Today, I finished a short shift at the Leventis Museum, researching the garments they have in their collection. I managed to examine four dresses - all custom-made - and what wonderful dressmaking it was. I'd really rather write about it now, but I got to finish my guipure dress by Friday.
I am sharing here a step-by-step work plan - it helps me focus and gives me a rough time estimate. Maybe it will also convince you to
never make a strapless garment with a corselet foundation. After all, the preceding work took me about thirty hours. I am not counting the first failed foundation (failed because of the wrong fabric choice). By accident, I bought cotton with cross grain stretch. I tried to rescue the corselet by cutting one layer on straight grain, and another on crossgrain, but it didn't work very well. At the end, I decided that having paid a little fortune for the guipure lace, I should make an effort and sew a new corselet... The plan!
THE CORSELET FOUNDATION
I will start by finishing the corselet: the only thing missing is a waist stay, which will be attached by hand.
This type of inner foundation is necessary for this dress since it doesn't have a waistline seam to support boning. The corselet is tighter and more fitted that the dress itself, allowing it to hang freely.
The corselet is sewn using two layers of woven cotton. The boning channels are stitched through both layers. Cotton edges at the bottom are hand overcast, and the hem lace provides neat and less bulky finish.

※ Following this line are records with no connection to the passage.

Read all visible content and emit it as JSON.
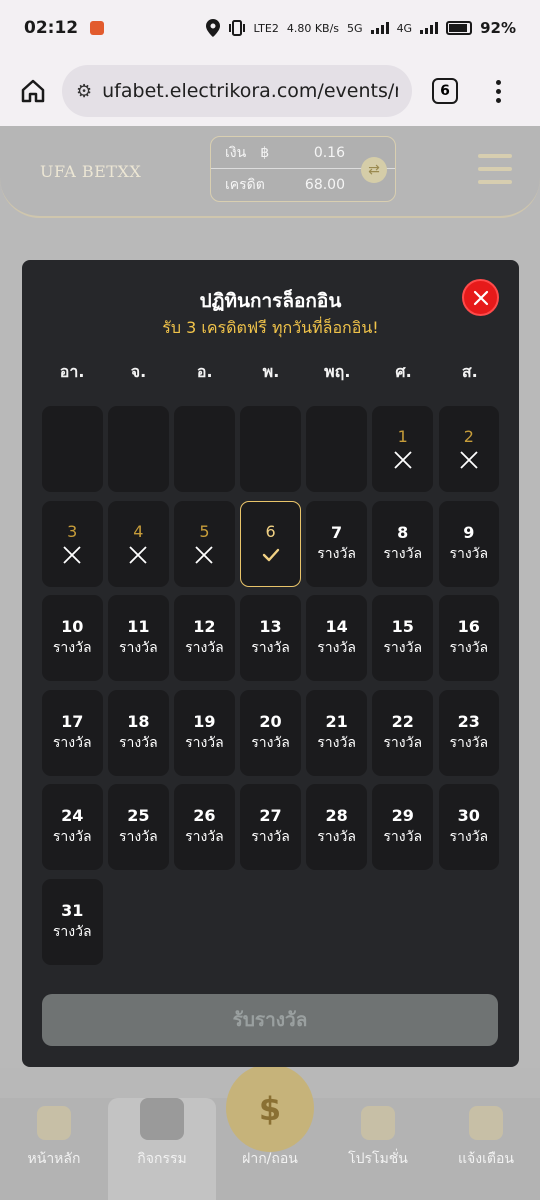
{
  "status_bar": {
    "time": "02:12",
    "net_info": "4.80 KB/s",
    "lte": "LTE2",
    "five_g": "5G",
    "four_g": "4G",
    "battery": "92%"
  },
  "browser": {
    "url": "ufabet.electrikora.com/events/r",
    "tab_count": "6"
  },
  "site_header": {
    "logo_text": "UFA BETXX",
    "wallet": {
      "cash_label": "เงิน",
      "currency_symbol": "฿",
      "cash_value": "0.16",
      "credit_label": "เครดิต",
      "credit_value": "68.00"
    }
  },
  "modal": {
    "title": "ปฏิทินการล็อกอิน",
    "subtitle": "รับ 3 เครดิตฟรี ทุกวันที่ล็อกอิน!",
    "weekdays": [
      "อา.",
      "จ.",
      "อ.",
      "พ.",
      "พฤ.",
      "ศ.",
      "ส."
    ],
    "reward_label": "รางวัล",
    "claim_button": "รับรางวัล",
    "leading_empty_days": 5,
    "days": [
      {
        "day": "1",
        "status": "missed"
      },
      {
        "day": "2",
        "status": "missed"
      },
      {
        "day": "3",
        "status": "missed"
      },
      {
        "day": "4",
        "status": "missed"
      },
      {
        "day": "5",
        "status": "missed"
      },
      {
        "day": "6",
        "status": "checked"
      },
      {
        "day": "7",
        "status": "upcoming"
      },
      {
        "day": "8",
        "status": "upcoming"
      },
      {
        "day": "9",
        "status": "upcoming"
      },
      {
        "day": "10",
        "status": "upcoming"
      },
      {
        "day": "11",
        "status": "upcoming"
      },
      {
        "day": "12",
        "status": "upcoming"
      },
      {
        "day": "13",
        "status": "upcoming"
      },
      {
        "day": "14",
        "status": "upcoming"
      },
      {
        "day": "15",
        "status": "upcoming"
      },
      {
        "day": "16",
        "status": "upcoming"
      },
      {
        "day": "17",
        "status": "upcoming"
      },
      {
        "day": "18",
        "status": "upcoming"
      },
      {
        "day": "19",
        "status": "upcoming"
      },
      {
        "day": "20",
        "status": "upcoming"
      },
      {
        "day": "21",
        "status": "upcoming"
      },
      {
        "day": "22",
        "status": "upcoming"
      },
      {
        "day": "23",
        "status": "upcoming"
      },
      {
        "day": "24",
        "status": "upcoming"
      },
      {
        "day": "25",
        "status": "upcoming"
      },
      {
        "day": "26",
        "status": "upcoming"
      },
      {
        "day": "27",
        "status": "upcoming"
      },
      {
        "day": "28",
        "status": "upcoming"
      },
      {
        "day": "29",
        "status": "upcoming"
      },
      {
        "day": "30",
        "status": "upcoming"
      },
      {
        "day": "31",
        "status": "upcoming"
      }
    ]
  },
  "bottom_nav": [
    {
      "label": "หน้าหลัก",
      "icon": "dice-icon"
    },
    {
      "label": "กิจกรรม",
      "icon": "gift-box-icon"
    },
    {
      "label": "ฝาก/ถอน",
      "icon": "coin-icon"
    },
    {
      "label": "โปรโมชั่น",
      "icon": "megaphone-icon"
    },
    {
      "label": "แจ้งเตือน",
      "icon": "bell-icon"
    }
  ],
  "colors": {
    "accent_gold": "#c79d3a",
    "today_border": "#e9c46a",
    "close_red": "#e61a1a",
    "modal_bg": "#26272a"
  }
}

THE OUTER LAYER
The outer layer is practically finished: the shell was fitted, seams stitched, guipure was hand-basted to the two layers of charmeuse and muslin. Now I only need to close the gaps along the centre back seam by carefully appliqué of the quipure lace.
As next I need to cut and sew the lining, which I will cut using the original fitted toile pieces.
CONNECTING THE LAYERS
Once all the layers are done, they need to be connected. Lining and the corselet and basted together at the top edge and then sewn to the outer shell. The last step is best done with a zipper foot to avoid hitting the boning. Seam allowances are trimmed, graded and clipped.
The top edge is understitched by hand 1/2" from the edge.
The lining is fell-stitched to the zipper tape.
Finally, the lining needs to be stitched to the dress hem and the hem slit needs to be tacked so it doesn't accidentally rip apart.
Do you use brief step-by step plans for your sewing projects?